_EXCERPTED DATA_

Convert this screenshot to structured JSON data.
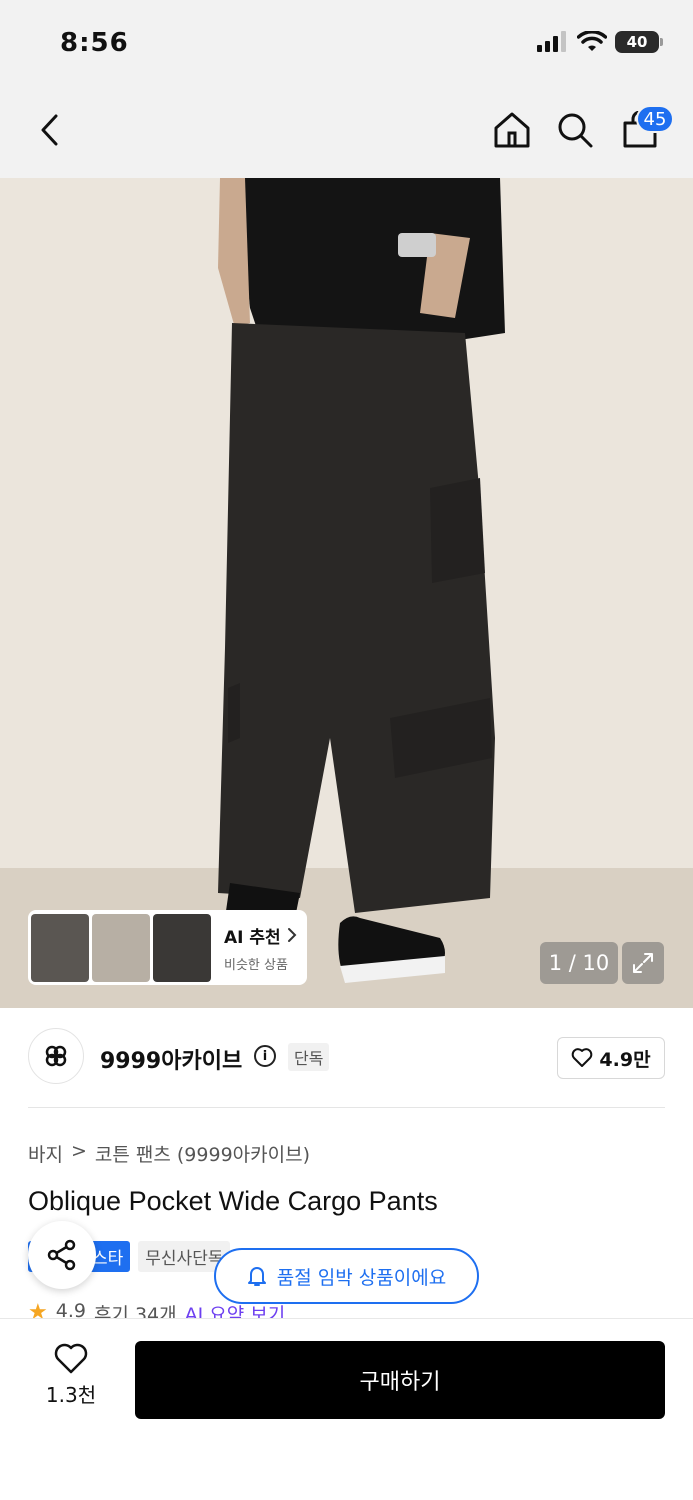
{
  "status_bar": {
    "time": "8:56",
    "battery": "40"
  },
  "nav": {
    "cart_count": "45"
  },
  "gallery": {
    "ai_title": "AI 추천",
    "ai_subtitle": "비슷한 상품",
    "page_counter": "1 / 10"
  },
  "brand": {
    "name": "9999아카이브",
    "exclusive_tag": "단독",
    "likes": "4.9만"
  },
  "product": {
    "breadcrumb": [
      "바지",
      "코튼 팬츠 (9999아카이브)"
    ],
    "title": "Oblique Pocket Wide Cargo Pants",
    "tags": [
      "스타",
      "무신사단독"
    ],
    "soldout_notice": "품절 임박 상품이에요",
    "rating": "4.9",
    "reviews": "후기 34개",
    "ai_summary": "AI 요약 보기"
  },
  "bottom": {
    "wishlist_count": "1.3천",
    "buy_label": "구매하기"
  },
  "colors": {
    "accent": "#1e6ff0",
    "buy_button": "#000000"
  }
}
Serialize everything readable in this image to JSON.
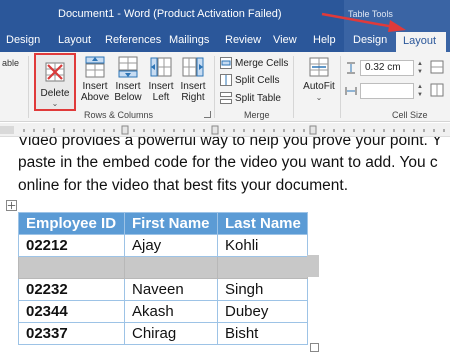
{
  "window": {
    "title": "Document1 - Word (Product Activation Failed)",
    "context_tab_group": "Table Tools"
  },
  "tabs": [
    "Design",
    "Layout",
    "References",
    "Mailings",
    "Review",
    "View",
    "Help"
  ],
  "context_tabs": [
    "Design",
    "Layout"
  ],
  "active_tab": "Layout",
  "ribbon": {
    "left_cut_label": "able",
    "delete": {
      "label": "Delete",
      "caret": "⌄"
    },
    "insert_above": {
      "line1": "Insert",
      "line2": "Above"
    },
    "insert_below": {
      "line1": "Insert",
      "line2": "Below"
    },
    "insert_left": {
      "line1": "Insert",
      "line2": "Left"
    },
    "insert_right": {
      "line1": "Insert",
      "line2": "Right"
    },
    "rows_columns_group": "Rows & Columns",
    "merge_cells": "Merge Cells",
    "split_cells": "Split Cells",
    "split_table": "Split Table",
    "merge_group": "Merge",
    "autofit": {
      "label": "AutoFit",
      "caret": "⌄"
    },
    "height_value": "0.32 cm",
    "width_value": "",
    "cell_size_group": "Cell Size"
  },
  "document": {
    "lines": [
      "Video provides a powerful way to help you prove your point. Y",
      "paste in the embed code for the video you want to add. You c",
      "online for the video that best fits your document."
    ],
    "table": {
      "headers": [
        "Employee ID",
        "First Name",
        "Last Name"
      ],
      "rows": [
        [
          "02212",
          "Ajay",
          "Kohli"
        ],
        [
          "",
          "",
          ""
        ],
        [
          "02232",
          "Naveen",
          "Singh"
        ],
        [
          "02344",
          "Akash",
          "Dubey"
        ],
        [
          "02337",
          "Chirag",
          "Bisht"
        ]
      ],
      "selected_row": 2
    }
  },
  "colors": {
    "word_blue": "#2b579a",
    "table_header": "#5b9bd5",
    "annotation_red": "#e03a3a",
    "selection_gray": "#c8c8c8"
  }
}
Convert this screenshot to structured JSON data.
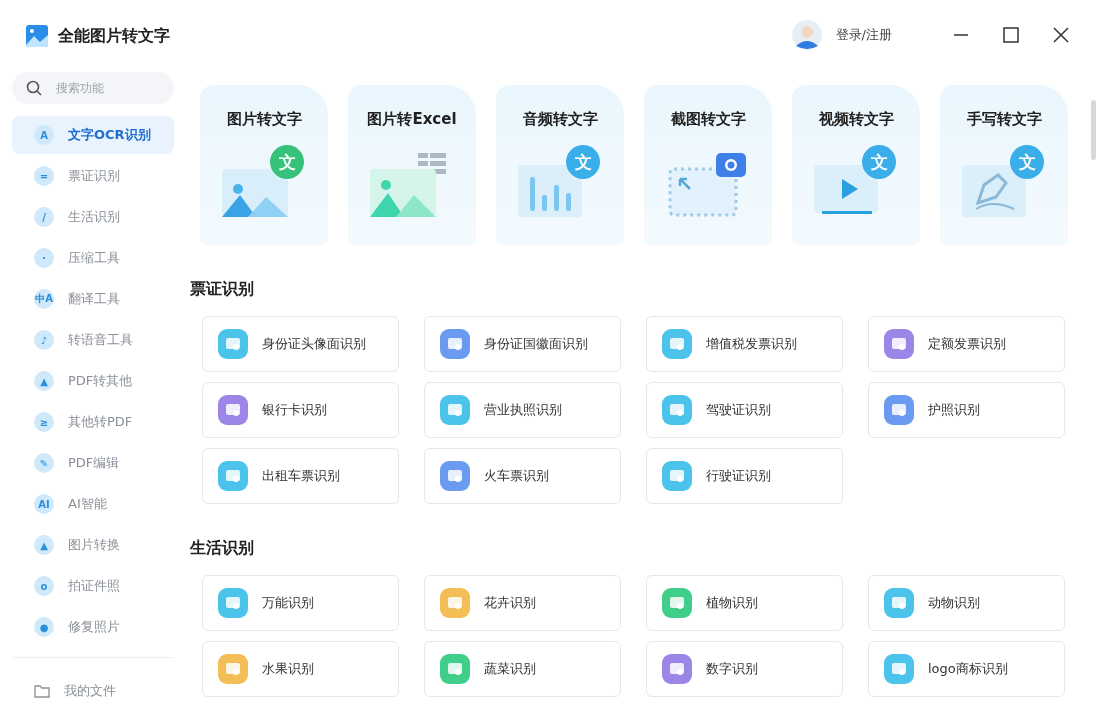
{
  "app": {
    "title": "全能图片转文字"
  },
  "header": {
    "login": "登录/注册"
  },
  "sidebar": {
    "search_placeholder": "搜索功能",
    "items": [
      {
        "label": "文字OCR识别",
        "glyph": "A",
        "selected": true
      },
      {
        "label": "票证识别",
        "glyph": "=",
        "selected": false
      },
      {
        "label": "生活识别",
        "glyph": "/",
        "selected": false
      },
      {
        "label": "压缩工具",
        "glyph": "·",
        "selected": false
      },
      {
        "label": "翻译工具",
        "glyph": "中A",
        "selected": false
      },
      {
        "label": "转语音工具",
        "glyph": "♪",
        "selected": false
      },
      {
        "label": "PDF转其他",
        "glyph": "▲",
        "selected": false
      },
      {
        "label": "其他转PDF",
        "glyph": "≥",
        "selected": false
      },
      {
        "label": "PDF编辑",
        "glyph": "✎",
        "selected": false
      },
      {
        "label": "AI智能",
        "glyph": "AI",
        "selected": false
      },
      {
        "label": "图片转换",
        "glyph": "▲",
        "selected": false
      },
      {
        "label": "拍证件照",
        "glyph": "o",
        "selected": false
      },
      {
        "label": "修复照片",
        "glyph": "●",
        "selected": false
      }
    ],
    "footer": {
      "label": "我的文件"
    }
  },
  "feature_cards": [
    {
      "title": "图片转文字",
      "kind": "image",
      "badge": "文"
    },
    {
      "title": "图片转Excel",
      "kind": "excel"
    },
    {
      "title": "音频转文字",
      "kind": "audio",
      "badge": "文"
    },
    {
      "title": "截图转文字",
      "kind": "screenshot"
    },
    {
      "title": "视频转文字",
      "kind": "video",
      "badge": "文"
    },
    {
      "title": "手写转文字",
      "kind": "handwriting",
      "badge": "文"
    }
  ],
  "sections": [
    {
      "title": "票证识别",
      "tools": [
        {
          "label": "身份证头像面识别",
          "color": "#4cc3ea"
        },
        {
          "label": "身份证国徽面识别",
          "color": "#6b9bf0"
        },
        {
          "label": "增值税发票识别",
          "color": "#4cc3ea"
        },
        {
          "label": "定额发票识别",
          "color": "#9b86e8"
        },
        {
          "label": "银行卡识别",
          "color": "#9b86e8"
        },
        {
          "label": "营业执照识别",
          "color": "#4cc3ea"
        },
        {
          "label": "驾驶证识别",
          "color": "#4cc3ea"
        },
        {
          "label": "护照识别",
          "color": "#6b9bf0"
        },
        {
          "label": "出租车票识别",
          "color": "#4cc3ea"
        },
        {
          "label": "火车票识别",
          "color": "#6b9bf0"
        },
        {
          "label": "行驶证识别",
          "color": "#4cc3ea"
        }
      ]
    },
    {
      "title": "生活识别",
      "tools": [
        {
          "label": "万能识别",
          "color": "#4cc3ea"
        },
        {
          "label": "花卉识别",
          "color": "#f3be55"
        },
        {
          "label": "植物识别",
          "color": "#3fcf8a"
        },
        {
          "label": "动物识别",
          "color": "#4cc3ea"
        },
        {
          "label": "水果识别",
          "color": "#f3be55"
        },
        {
          "label": "蔬菜识别",
          "color": "#3fcf8a"
        },
        {
          "label": "数字识别",
          "color": "#9b86e8"
        },
        {
          "label": "logo商标识别",
          "color": "#4cc3ea"
        }
      ]
    }
  ]
}
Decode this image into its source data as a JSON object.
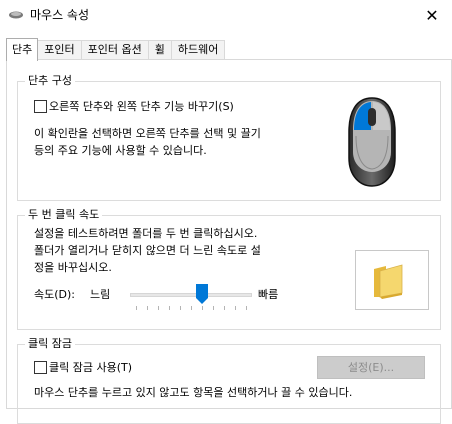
{
  "window": {
    "title": "마우스 속성",
    "close_glyph": "✕"
  },
  "tabs": [
    {
      "label": "단추",
      "active": true
    },
    {
      "label": "포인터",
      "active": false
    },
    {
      "label": "포인터 옵션",
      "active": false
    },
    {
      "label": "휠",
      "active": false
    },
    {
      "label": "하드웨어",
      "active": false
    }
  ],
  "button_config": {
    "title": "단추 구성",
    "swap_checkbox_label": "오른쪽 단추와 왼쪽 단추 기능 바꾸기(S)",
    "swap_checked": false,
    "description_line1": "이 확인란을 선택하면 오른쪽 단추를 선택 및 끌기",
    "description_line2": "등의 주요 기능에 사용할 수 있습니다."
  },
  "double_click": {
    "title": "두 번 클릭 속도",
    "description_line1": "설정을 테스트하려면 폴더를 두 번 클릭하십시오.",
    "description_line2": "폴더가 열리거나 닫히지 않으면 더 느린 속도로 설",
    "description_line3": "정을 바꾸십시오.",
    "speed_label": "속도(D):",
    "slow_label": "느림",
    "fast_label": "빠름",
    "slider_value_fraction": 0.6
  },
  "click_lock": {
    "title": "클릭 잠금",
    "checkbox_label": "클릭 잠금 사용(T)",
    "checked": false,
    "settings_button": "설정(E)...",
    "description_line1": "마우스 단추를 누르고 있지 않고도 항목을 선택하거나 끌 수 있습니다."
  },
  "colors": {
    "accent": "#0078d7",
    "folder": "#f5d76e"
  },
  "icons": {
    "app": "mouse-icon",
    "close": "close-icon",
    "mouse_image": "mouse-image-icon",
    "folder": "folder-icon"
  }
}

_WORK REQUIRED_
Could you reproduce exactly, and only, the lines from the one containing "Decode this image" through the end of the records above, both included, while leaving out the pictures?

_YOUR RESPONSE_
Decode this image into its source data as a JSON object.
{
  "window": {
    "title": "마우스 속성",
    "close_glyph": "✕"
  },
  "tabs": [
    {
      "label": "단추",
      "active": true
    },
    {
      "label": "포인터",
      "active": false
    },
    {
      "label": "포인터 옵션",
      "active": false
    },
    {
      "label": "휠",
      "active": false
    },
    {
      "label": "하드웨어",
      "active": false
    }
  ],
  "button_config": {
    "title": "단추 구성",
    "swap_checkbox_label": "오른쪽 단추와 왼쪽 단추 기능 바꾸기(S)",
    "swap_checked": false,
    "description_line1": "이 확인란을 선택하면 오른쪽 단추를 선택 및 끌기",
    "description_line2": "등의 주요 기능에 사용할 수 있습니다."
  },
  "double_click": {
    "title": "두 번 클릭 속도",
    "description_line1": "설정을 테스트하려면 폴더를 두 번 클릭하십시오.",
    "description_line2": "폴더가 열리거나 닫히지 않으면 더 느린 속도로 설",
    "description_line3": "정을 바꾸십시오.",
    "speed_label": "속도(D):",
    "slow_label": "느림",
    "fast_label": "빠름",
    "slider_value_fraction": 0.6
  },
  "click_lock": {
    "title": "클릭 잠금",
    "checkbox_label": "클릭 잠금 사용(T)",
    "checked": false,
    "settings_button": "설정(E)...",
    "description_line1": "마우스 단추를 누르고 있지 않고도 항목을 선택하거나 끌 수 있습니다."
  },
  "colors": {
    "accent": "#0078d7",
    "folder": "#f5d76e"
  },
  "icons": {
    "app": "mouse-icon",
    "close": "close-icon",
    "mouse_image": "mouse-image-icon",
    "folder": "folder-icon"
  }
}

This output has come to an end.